> _Brief_:
Copy each line of the records below that mentions the word "true".

> _Available data_:
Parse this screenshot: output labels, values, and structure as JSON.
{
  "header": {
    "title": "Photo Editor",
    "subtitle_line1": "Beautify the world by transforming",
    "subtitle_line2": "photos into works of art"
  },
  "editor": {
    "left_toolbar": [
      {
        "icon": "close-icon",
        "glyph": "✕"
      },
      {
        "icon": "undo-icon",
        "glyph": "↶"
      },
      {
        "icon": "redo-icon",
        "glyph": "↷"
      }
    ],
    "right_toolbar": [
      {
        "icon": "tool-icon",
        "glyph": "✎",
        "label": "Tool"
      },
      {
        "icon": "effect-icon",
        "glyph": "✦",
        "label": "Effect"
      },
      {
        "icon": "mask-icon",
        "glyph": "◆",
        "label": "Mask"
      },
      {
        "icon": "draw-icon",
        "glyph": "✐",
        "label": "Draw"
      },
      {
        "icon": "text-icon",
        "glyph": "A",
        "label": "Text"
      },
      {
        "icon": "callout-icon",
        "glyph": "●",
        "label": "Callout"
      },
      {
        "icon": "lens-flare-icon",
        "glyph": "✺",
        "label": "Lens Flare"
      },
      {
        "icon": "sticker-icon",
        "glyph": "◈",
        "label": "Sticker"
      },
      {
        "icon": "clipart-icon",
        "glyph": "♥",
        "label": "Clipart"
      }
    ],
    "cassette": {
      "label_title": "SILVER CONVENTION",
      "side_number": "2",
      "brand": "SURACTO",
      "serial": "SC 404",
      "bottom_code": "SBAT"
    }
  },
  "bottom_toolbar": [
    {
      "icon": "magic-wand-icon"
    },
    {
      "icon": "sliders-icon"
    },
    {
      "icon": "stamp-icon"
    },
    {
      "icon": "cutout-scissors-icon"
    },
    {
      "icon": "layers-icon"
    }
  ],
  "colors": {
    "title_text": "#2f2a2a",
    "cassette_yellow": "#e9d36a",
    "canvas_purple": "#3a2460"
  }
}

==

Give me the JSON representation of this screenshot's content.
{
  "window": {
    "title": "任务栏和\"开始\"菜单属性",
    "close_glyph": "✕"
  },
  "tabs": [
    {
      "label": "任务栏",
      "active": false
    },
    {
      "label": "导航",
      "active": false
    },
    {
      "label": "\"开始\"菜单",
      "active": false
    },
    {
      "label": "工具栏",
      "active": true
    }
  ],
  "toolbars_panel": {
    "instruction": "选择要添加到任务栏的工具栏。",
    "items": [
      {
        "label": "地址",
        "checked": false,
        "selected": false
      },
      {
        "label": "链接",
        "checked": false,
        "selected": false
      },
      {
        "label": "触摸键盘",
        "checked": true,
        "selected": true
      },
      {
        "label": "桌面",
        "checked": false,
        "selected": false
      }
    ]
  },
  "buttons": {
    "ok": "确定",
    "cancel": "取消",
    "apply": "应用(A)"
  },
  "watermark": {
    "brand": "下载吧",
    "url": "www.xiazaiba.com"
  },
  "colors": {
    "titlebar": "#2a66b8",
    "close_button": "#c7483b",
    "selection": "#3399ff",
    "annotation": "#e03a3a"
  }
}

> _Written reply_:
      "active": true
        "checked": true,
        "selected": true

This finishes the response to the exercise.